Texas Surpasses Idaho for the No. 3 Milk Production Spot
April 22, 2022
Texas milk production growth has steadily rose over the last two decades. The latest USDA March 2022 Milk Production report shows the Lone Star State climbed 6.7%, which helped them push past Idaho, to now rank No. 3 for milk production.
According to Juan Piñeiro, Assistant Professor and Extension Dairy Specialist with Texas A&M, Texas’s milk production has increased an impressive 190%, going from 5.1 billion lb. to 14.8 billion lb. from 2001 to 2020.
The expansion of milk processing capacity and new plant construction in the Panhandle has spurred the increase in both cow numbers and production that Texas has seen.
A privately-owned maker of Mexican-style cheese, Cacique LLC, is scheduled to begin operation of a processing facility in Amarillo this fall. Just 50 miles north, in Dumas, another plant is also under construction. A new Leprino mozzarella cheese and dairy ingredients plant is scheduled to break ground in Lubbock this summer, with anticipated completion in two phases by early 2026.
Additionally, northeast of the Panhandle, Hilmar Cheese Company is building a cheese and whey protein processing plant that is expected to be fully operational in 2024 in Dodge City, Kan.
“Some of the milk from the Texas panhandle will be diverted towards that plant,” Piñeiro says.
While the USDA March production report illustrates a 0.5% decline compared to last month, the rate of decline is slowing due to an increase in cow numbers. Both January and February documented a 1.7% and 0.9% decline, respectively.
Following suite, cow numbers show 87,000 fewer cows year-over-year. Meanwhile, March’s cow numbers were 15,000 more than February and 28,000 more than January.
The following six states account for 62% of national milk production.

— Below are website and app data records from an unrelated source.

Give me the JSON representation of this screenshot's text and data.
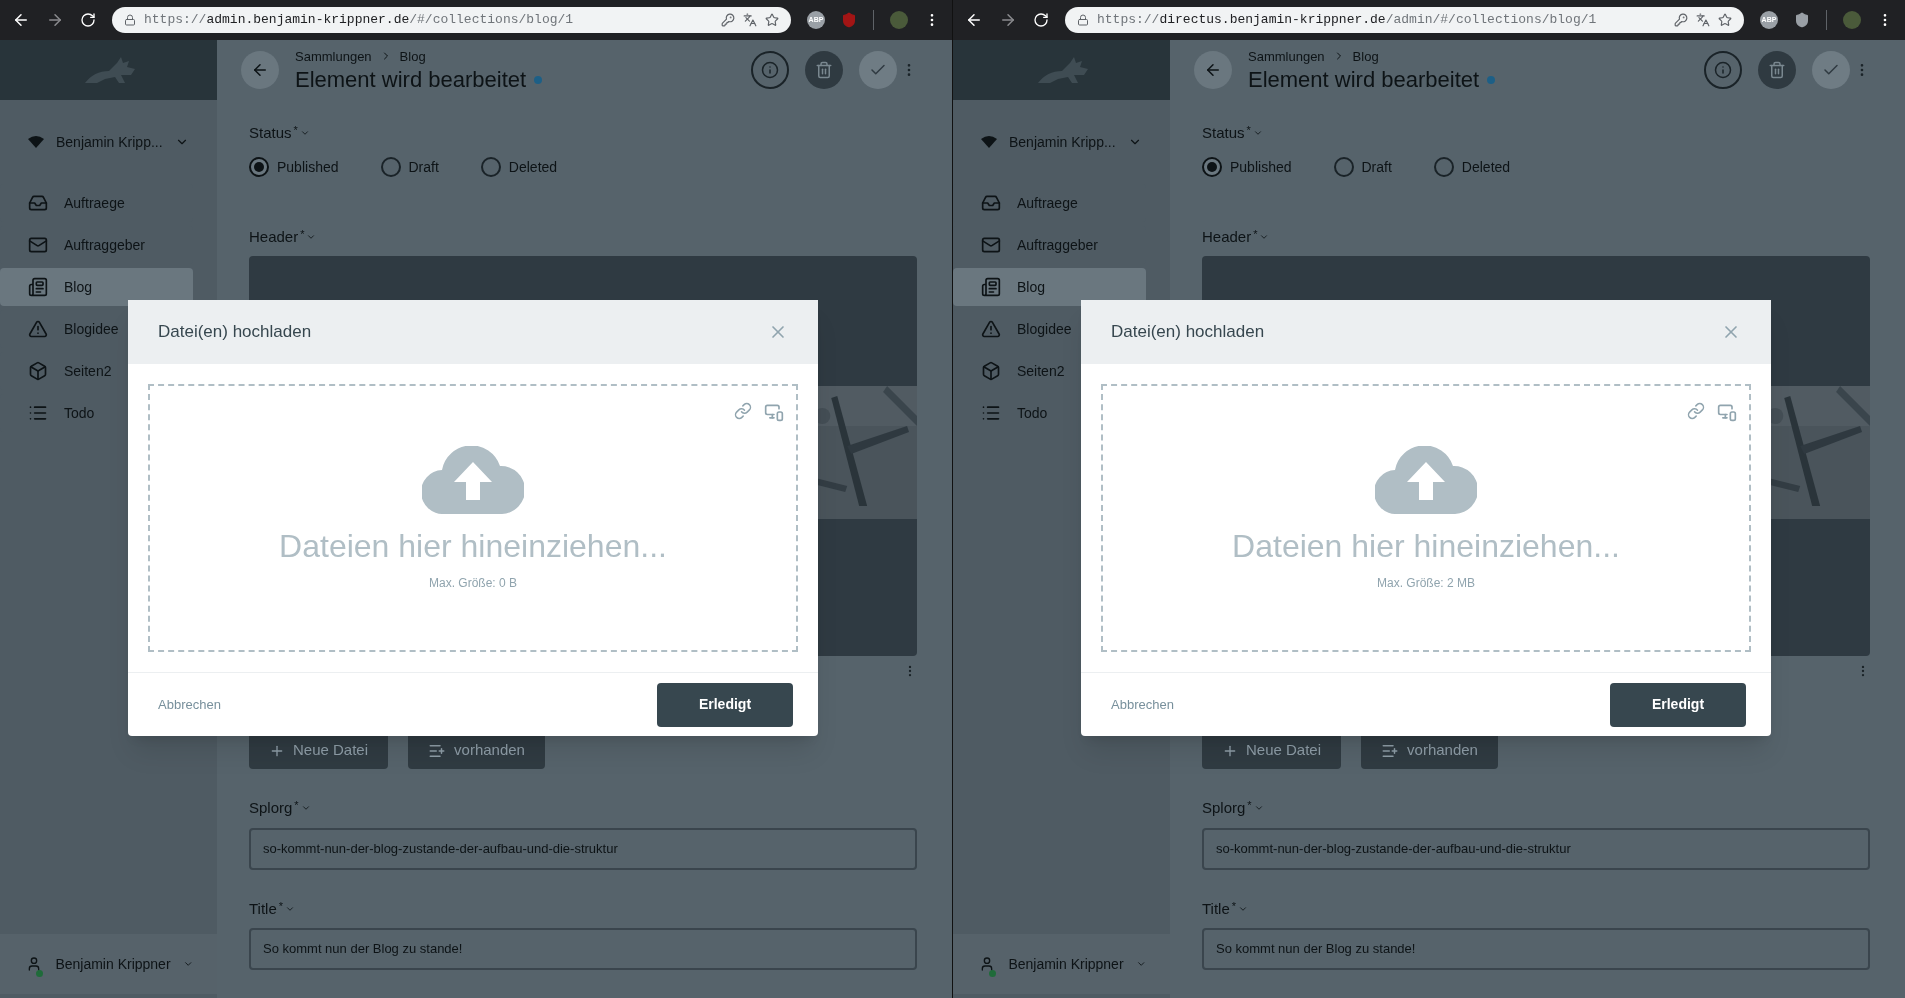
{
  "windows": [
    {
      "browser": {
        "url": [
          {
            "text": "https://",
            "strong": false
          },
          {
            "text": "admin.benjamin-krippner.de",
            "strong": true
          },
          {
            "text": "/#/collections/blog/1",
            "strong": false
          }
        ],
        "adblock_label": "ABP"
      },
      "sidebar": {
        "project": "Benjamin Kripp...",
        "items": [
          {
            "label": "Auftraege",
            "selected": false
          },
          {
            "label": "Auftraggeber",
            "selected": false
          },
          {
            "label": "Blog",
            "selected": true
          },
          {
            "label": "Blogidee",
            "selected": false
          },
          {
            "label": "Seiten2",
            "selected": false
          },
          {
            "label": "Todo",
            "selected": false
          }
        ],
        "user": "Benjamin Krippner"
      },
      "header": {
        "breadcrumb": [
          "Sammlungen",
          "Blog"
        ],
        "title": "Element wird bearbeitet"
      },
      "status": {
        "label": "Status",
        "required_mark": "*",
        "options": [
          {
            "label": "Published",
            "selected": true
          },
          {
            "label": "Draft",
            "selected": false
          },
          {
            "label": "Deleted",
            "selected": false
          }
        ]
      },
      "header_field": {
        "label": "Header",
        "required_mark": "*",
        "buttons": [
          "Neue Datei",
          "vorhanden"
        ]
      },
      "fields": [
        {
          "label": "Splorg",
          "required_mark": "*",
          "value": "so-kommt-nun-der-blog-zustande-der-aufbau-und-die-struktur"
        },
        {
          "label": "Title",
          "required_mark": "*",
          "value": "So kommt nun der Blog zu stande!"
        }
      ],
      "modal": {
        "title": "Datei(en) hochladen",
        "drop_text": "Dateien hier hineinziehen...",
        "max_size": "Max. Größe: 0 B",
        "cancel": "Abbrechen",
        "done": "Erledigt"
      }
    },
    {
      "browser": {
        "url": [
          {
            "text": "https://",
            "strong": false
          },
          {
            "text": "directus.benjamin-krippner.de",
            "strong": true
          },
          {
            "text": "/admin/#/collections/blog/1",
            "strong": false
          }
        ],
        "adblock_label": "ABP"
      },
      "sidebar": {
        "project": "Benjamin Kripp...",
        "items": [
          {
            "label": "Auftraege",
            "selected": false
          },
          {
            "label": "Auftraggeber",
            "selected": false
          },
          {
            "label": "Blog",
            "selected": true
          },
          {
            "label": "Blogidee",
            "selected": false
          },
          {
            "label": "Seiten2",
            "selected": false
          },
          {
            "label": "Todo",
            "selected": false
          }
        ],
        "user": "Benjamin Krippner"
      },
      "header": {
        "breadcrumb": [
          "Sammlungen",
          "Blog"
        ],
        "title": "Element wird bearbeitet"
      },
      "status": {
        "label": "Status",
        "required_mark": "*",
        "options": [
          {
            "label": "Published",
            "selected": true
          },
          {
            "label": "Draft",
            "selected": false
          },
          {
            "label": "Deleted",
            "selected": false
          }
        ]
      },
      "header_field": {
        "label": "Header",
        "required_mark": "*",
        "buttons": [
          "Neue Datei",
          "vorhanden"
        ]
      },
      "fields": [
        {
          "label": "Splorg",
          "required_mark": "*",
          "value": "so-kommt-nun-der-blog-zustande-der-aufbau-und-die-struktur"
        },
        {
          "label": "Title",
          "required_mark": "*",
          "value": "So kommt nun der Blog zu stande!"
        }
      ],
      "modal": {
        "title": "Datei(en) hochladen",
        "drop_text": "Dateien hier hineinziehen...",
        "max_size": "Max. Größe: 2 MB",
        "cancel": "Abbrechen",
        "done": "Erledigt"
      }
    }
  ]
}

In addition to Texas, two other states trending are South Dakota, up 20%, which results from 33,000 additional cows and 57 million additional lb. of milk. However, New Mexico is down 9.3%, with 37,000 fewer cows and minus 67 million lb. of milk.
Will Texas Inch Higher?
With No. 2 Wisconsin producing nearly double of Texas, Piñeiro thinks it’s unlikely that Texas will ever produce more milk than California or Wisconsin.
With water scarcity a main challenge for the Texas Panhandle, dairy farmers are maximizing water efficiency and adding more economic value to water use compared to cash crops.
“The Panhandle is a semi-desert, with roughly 12 to 18 inches of precipitation a year,” Piñeiro says. “We are in a severe drought right now. Further improving water efficiency with the use of new irrigation technologies, drought-tolerant crops, hydroponic systems and management practices considering soil health, among other strategies, will be key in the future.”